In 1991 calls for autonomy among nationalist groups in Yugoslavia led to declarations of independence in Croatia and Slovenia. A conflict broke out when the Yugoslav army, dominated mainly by Serbs, first in Slovenia and then Croatia. Thousands of people were killed in this struggle for independence, but the conflict was paused in 1992 under an UN-monitored ceasefire.
Bosnia was next to try for independence in 1992; the region included a mix of Serbs, Muslims, and Croats. However, Bosnia’s Serbs were against this independence, they along with the support from Serbs all over Yugoslavia, threatened to revolt if Bosnia’s muslims and Croats broke away. Even though Bosnia’s muslims and Croats outnumbered the Serbs and the European blessing for Bosnian independence in a 1992 referendum, war followed that same year.
For the first two years of the Bosnian War, the conflict involved three parties: the Bosnian government, the Bosnian Croats, and the Bosnian Serbs. The fighting between the Bosnian government and Bosnian Croat forces ended in March 1994, with the Washington Agreement and the Creation of the Muslim-Croat Federation.
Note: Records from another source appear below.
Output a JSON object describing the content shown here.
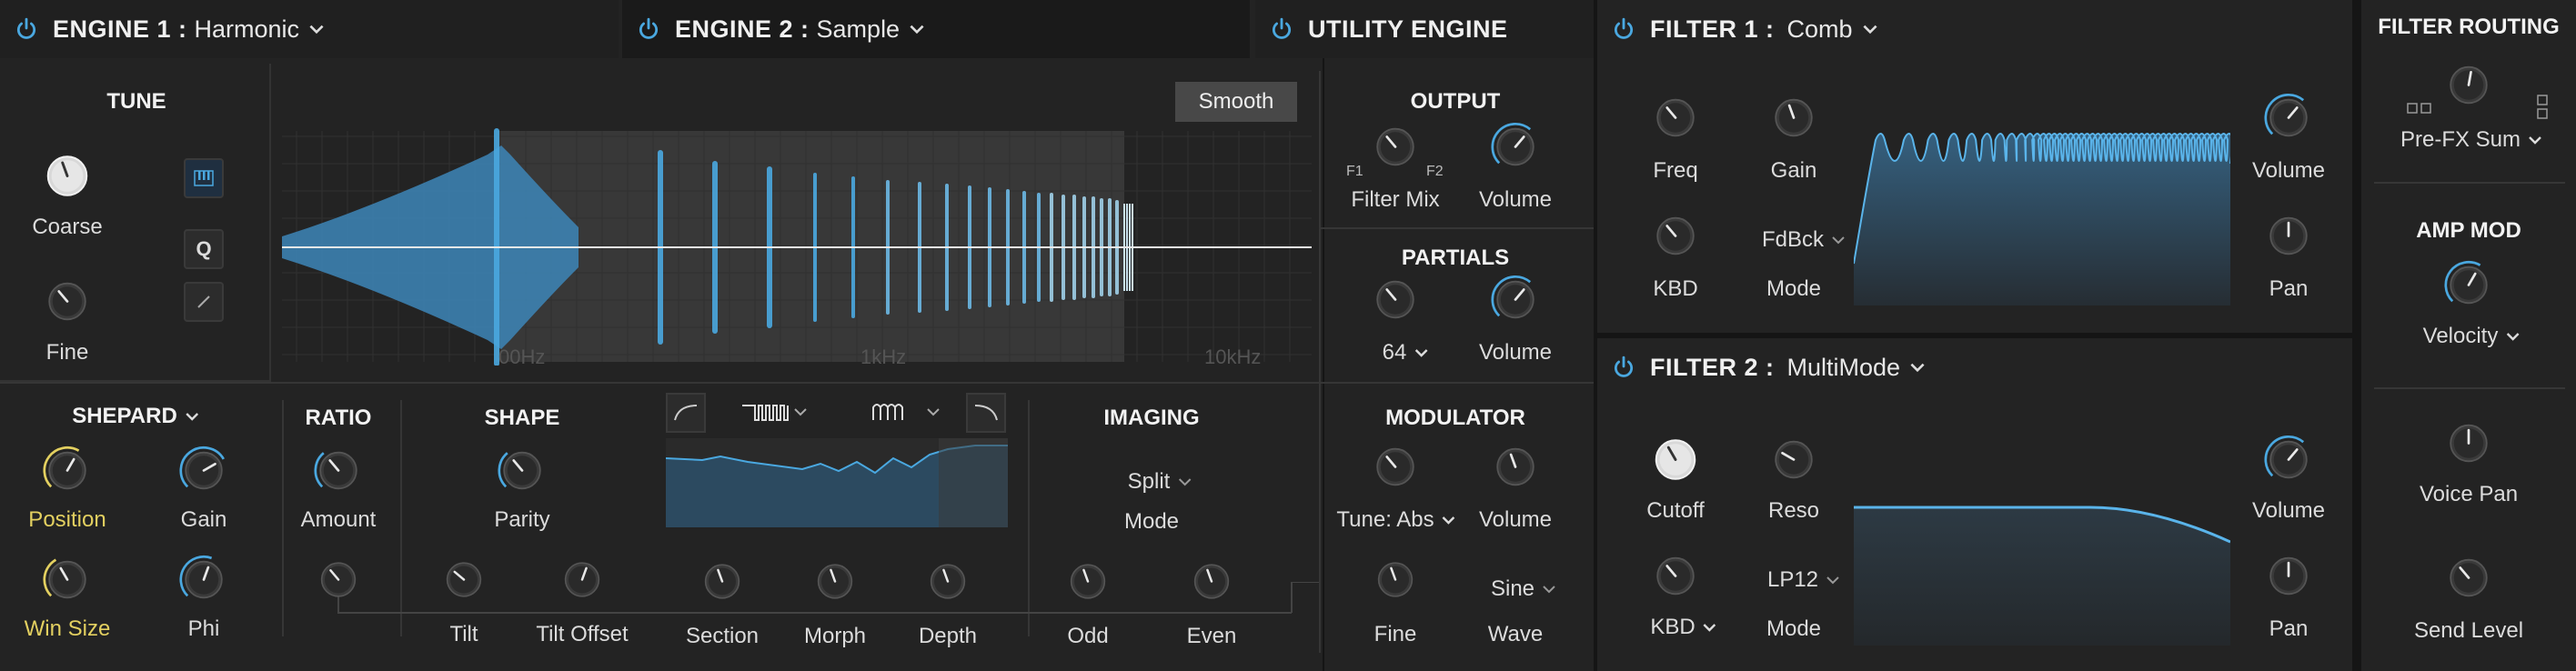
{
  "engine1": {
    "title": "ENGINE 1 :",
    "type": "Harmonic"
  },
  "engine2": {
    "title": "ENGINE 2 :",
    "type": "Sample"
  },
  "utility": {
    "title": "UTILITY ENGINE"
  },
  "tune": {
    "title": "TUNE",
    "coarse": "Coarse",
    "fine": "Fine",
    "btn_q": "Q"
  },
  "display": {
    "smooth": "Smooth",
    "freq_labels": [
      "00Hz",
      "1kHz",
      "10kHz"
    ]
  },
  "output": {
    "title": "OUTPUT",
    "f1": "F1",
    "f2": "F2",
    "filter_mix": "Filter Mix",
    "volume": "Volume"
  },
  "partials": {
    "title": "PARTIALS",
    "value": "64",
    "volume": "Volume"
  },
  "shepard": {
    "title": "SHEPARD",
    "position": "Position",
    "gain": "Gain",
    "win_size": "Win Size",
    "phi": "Phi"
  },
  "ratio": {
    "title": "RATIO",
    "amount": "Amount"
  },
  "shape": {
    "title": "SHAPE",
    "parity": "Parity",
    "tilt": "Tilt",
    "tilt_offset": "Tilt Offset",
    "section": "Section",
    "morph": "Morph",
    "depth": "Depth"
  },
  "imaging": {
    "title": "IMAGING",
    "mode_value": "Split",
    "mode": "Mode",
    "odd": "Odd",
    "even": "Even"
  },
  "modulator": {
    "title": "MODULATOR",
    "tune_value": "Tune: Abs",
    "volume": "Volume",
    "fine": "Fine",
    "wave_value": "Sine",
    "wave": "Wave"
  },
  "filter1": {
    "title": "FILTER 1 :",
    "type": "Comb",
    "freq": "Freq",
    "gain": "Gain",
    "kbd": "KBD",
    "mode_value": "FdBck",
    "mode": "Mode",
    "volume": "Volume",
    "pan": "Pan"
  },
  "filter2": {
    "title": "FILTER 2 :",
    "type": "MultiMode",
    "cutoff": "Cutoff",
    "reso": "Reso",
    "kbd": "KBD",
    "mode_value": "LP12",
    "mode": "Mode",
    "volume": "Volume",
    "pan": "Pan"
  },
  "routing": {
    "title": "FILTER ROUTING",
    "value": "Pre-FX Sum",
    "amp_mod": "AMP MOD",
    "velocity": "Velocity",
    "voice_pan": "Voice Pan",
    "send_level": "Send Level"
  },
  "colors": {
    "accent": "#4aa8e0",
    "highlight": "#e3d060",
    "panel": "#232323",
    "header": "#1a1a1a"
  }
}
During the breakup of Yugoslavia, in the Bosnian War between 1992 and 1995, at least 100,000 people lost their lives. The population counted as many as 4.3 million during the war, of which 900,000 became refugees and another 1.3 million were internally displaced. The International Court of Justice and the United Nations war crimes court for the former Yugoslavia in the Hague ruled that the killing of 8,000 Bosniak men and boys in Srebrenica in 1995 by Bosnian Serb forces was genocide. Furthermore, families of at least 7,000 missing people have not managed to find their loved ones until this day.
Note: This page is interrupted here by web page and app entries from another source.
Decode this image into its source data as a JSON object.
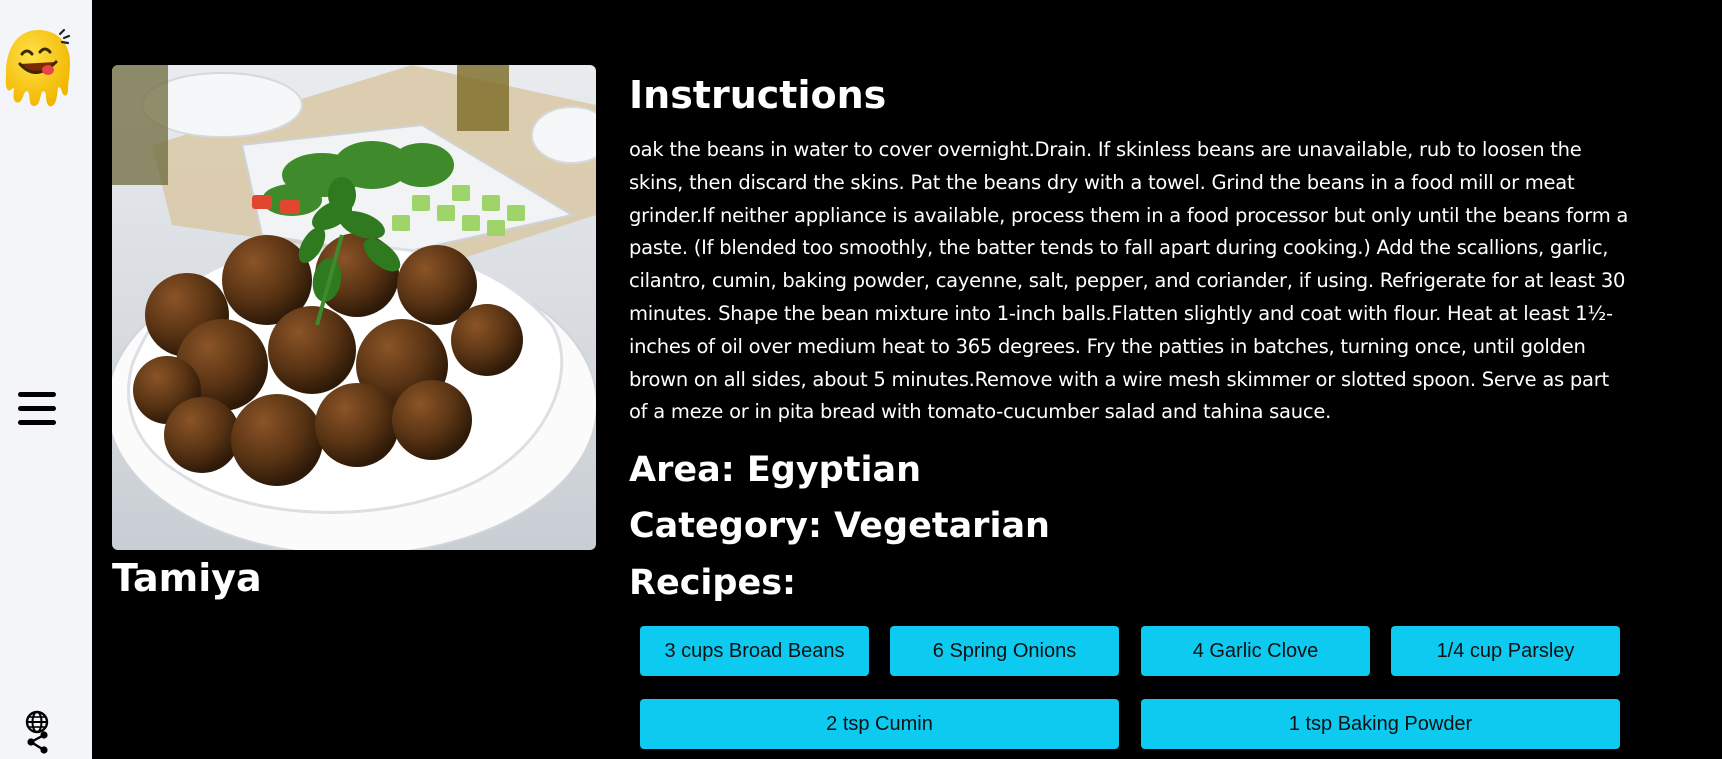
{
  "meal": {
    "name": "Tamiya",
    "image_alt": "Plate of falafel with salad"
  },
  "instructions": {
    "heading": "Instructions",
    "text": "oak the beans in water to cover overnight.Drain. If skinless beans are unavailable, rub to loosen the skins, then discard the skins. Pat the beans dry with a towel. Grind the beans in a food mill or meat grinder.If neither appliance is available, process them in a food processor but only until the beans form a paste. (If blended too smoothly, the batter tends to fall apart during cooking.) Add the scallions, garlic, cilantro, cumin, baking powder, cayenne, salt, pepper, and coriander, if using. Refrigerate for at least 30 minutes. Shape the bean mixture into 1-inch balls.Flatten slightly and coat with flour. Heat at least 1½-inches of oil over medium heat to 365 degrees. Fry the patties in batches, turning once, until golden brown on all sides, about 5 minutes.Remove with a wire mesh skimmer or slotted spoon. Serve as part of a meze or in pita bread with tomato-cucumber salad and tahina sauce."
  },
  "meta": {
    "area": "Area: Egyptian",
    "category": "Category: Vegetarian",
    "recipes_heading": "Recipes:"
  },
  "ingredients": [
    "3 cups Broad Beans",
    "6 Spring Onions",
    "4 Garlic Clove",
    "1/4 cup Parsley",
    "2 tsp Cumin",
    "1 tsp Baking Powder"
  ],
  "colors": {
    "background": "#000000",
    "sidebar": "#f4f5f8",
    "chip": "#0dcaf0",
    "logo": "#f2c400"
  },
  "icons": {
    "logo": "drooling-face-logo",
    "menu": "hamburger-menu-icon",
    "share": "globe-share-icon"
  }
}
What is next for Bosnia?
The country is clearly dealing with many issues and divisions among the numerous ethnic groups. Memories of a horrible and brutal past are still vivid in people’s minds and show the need for reconciliation, especially among Bosniaks and Bosnian Serbs. Genocide denial keeps these tensions alive by creating an even greater divide between the ethnic groups.
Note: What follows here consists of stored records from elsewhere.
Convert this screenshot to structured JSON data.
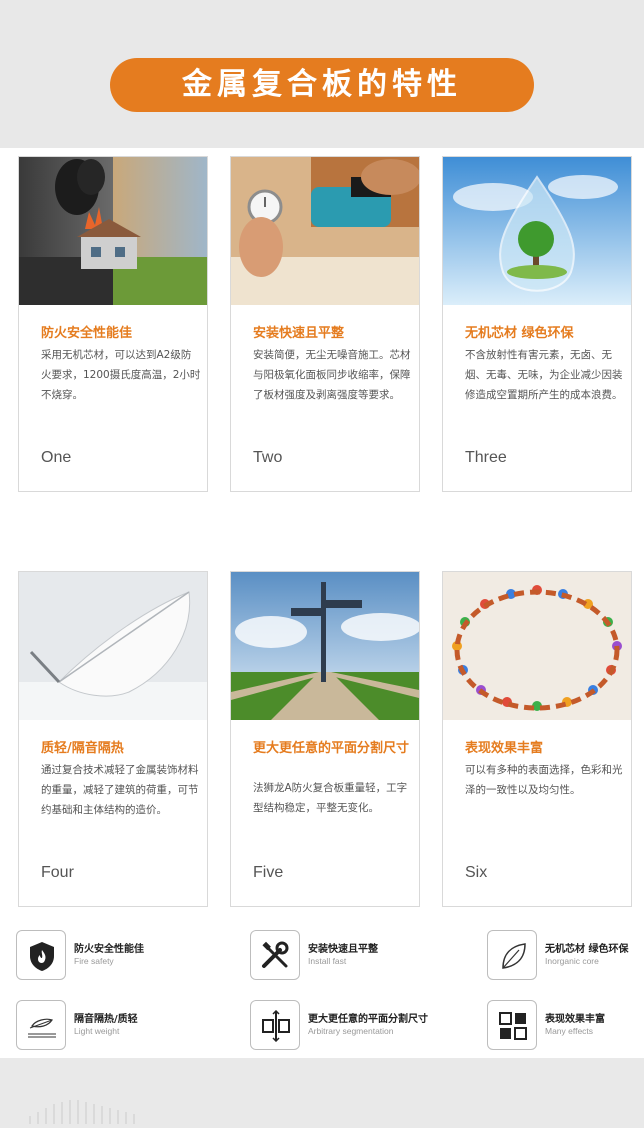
{
  "title": "金属复合板的特性",
  "cards": [
    {
      "title": "防火安全性能佳",
      "desc": "采用无机芯材，可以达到A2级防火要求，1200摄氏度高温，2小时不烧穿。",
      "num": "One"
    },
    {
      "title": "安装快速且平整",
      "desc": "安装简便，无尘无噪音施工。芯材与阳极氧化面板同步收缩率，保障了板材强度及剥离强度等要求。",
      "num": "Two"
    },
    {
      "title": "无机芯材 绿色环保",
      "desc": "不含放射性有害元素，无卤、无烟、无毒、无味，为企业减少因装修造成空置期所产生的成本浪费。",
      "num": "Three"
    },
    {
      "title": "质轻/隔音隔热",
      "desc": "通过复合技术减轻了金属装饰材料的重量，减轻了建筑的荷重，可节约基础和主体结构的造价。",
      "num": "Four"
    },
    {
      "title": "更大更任意的平面分割尺寸",
      "desc": "法狮龙A防火复合板重量轻，工字型结构稳定，平整无变化。",
      "num": "Five"
    },
    {
      "title": "表现效果丰富",
      "desc": "可以有多种的表面选择，色彩和光泽的一致性以及均匀性。",
      "num": "Six"
    }
  ],
  "features": [
    {
      "name": "防火安全性能佳",
      "en": "Fire safety",
      "icon": "shield-flame-icon"
    },
    {
      "name": "安装快速且平整",
      "en": "Install fast",
      "icon": "tools-icon"
    },
    {
      "name": "无机芯材 绿色环保",
      "en": "Inorganic core",
      "icon": "leaf-icon"
    },
    {
      "name": "隔音隔热/质轻",
      "en": "Light weight",
      "icon": "feather-icon"
    },
    {
      "name": "更大更任意的平面分割尺寸",
      "en": "Arbitrary segmentation",
      "icon": "segmentation-icon"
    },
    {
      "name": "表现效果丰富",
      "en": "Many effects",
      "icon": "grid-icon"
    }
  ],
  "colors": {
    "accent": "#e57c1f",
    "header_bg": "#e8e8e8",
    "text": "#555555"
  }
}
The US and the EU might want to push Bosnia into the direction of reconciliation and peace by using sanctions and perhaps even by removing Milorad Dodik from power if that becomes necessary. The more the US and the EU push for peace in Bosnia, the more space they give for Republika Srpska to seek help in countries such as Serbia, Russia, and China. And the sanctions might come to harm Dodik, but along with him, the rest of the country, which already now faces enormous political and economic challenges.
The question is, how long can peace be sustained in a country where pushes for change keep coming from the outside. To create a long-lasting peace, it is fundamental for Bosniaks, Bosnian Serbs and Croats to start communicating with each other, accept the country’s horrible past, and find a way forward.
The division on whether Republika Srpska should remain within Bosnia and Herzegovina polarized not only the country and its people, but has also caused a geopolitical struggle between East and West and divisions within the EU itself. Maybe sanctioning individuals instead of states is the way forward. Still, even without Dodik as a powerful political actor in the region, the nationalist sentiments on part of the Bosnian Serbs will not disappear on their own. Whether Bosnia will become part of the Western or Eastern sphere of influence and whether peace can be sustained in a country scarred by genocide and civil war is something only time will tell.
Master student of the "International Administration and Global Governance" programme at the University of Gothenburg. Currently writing her master thesis on democratic decline in Poland. Former intern at Sida.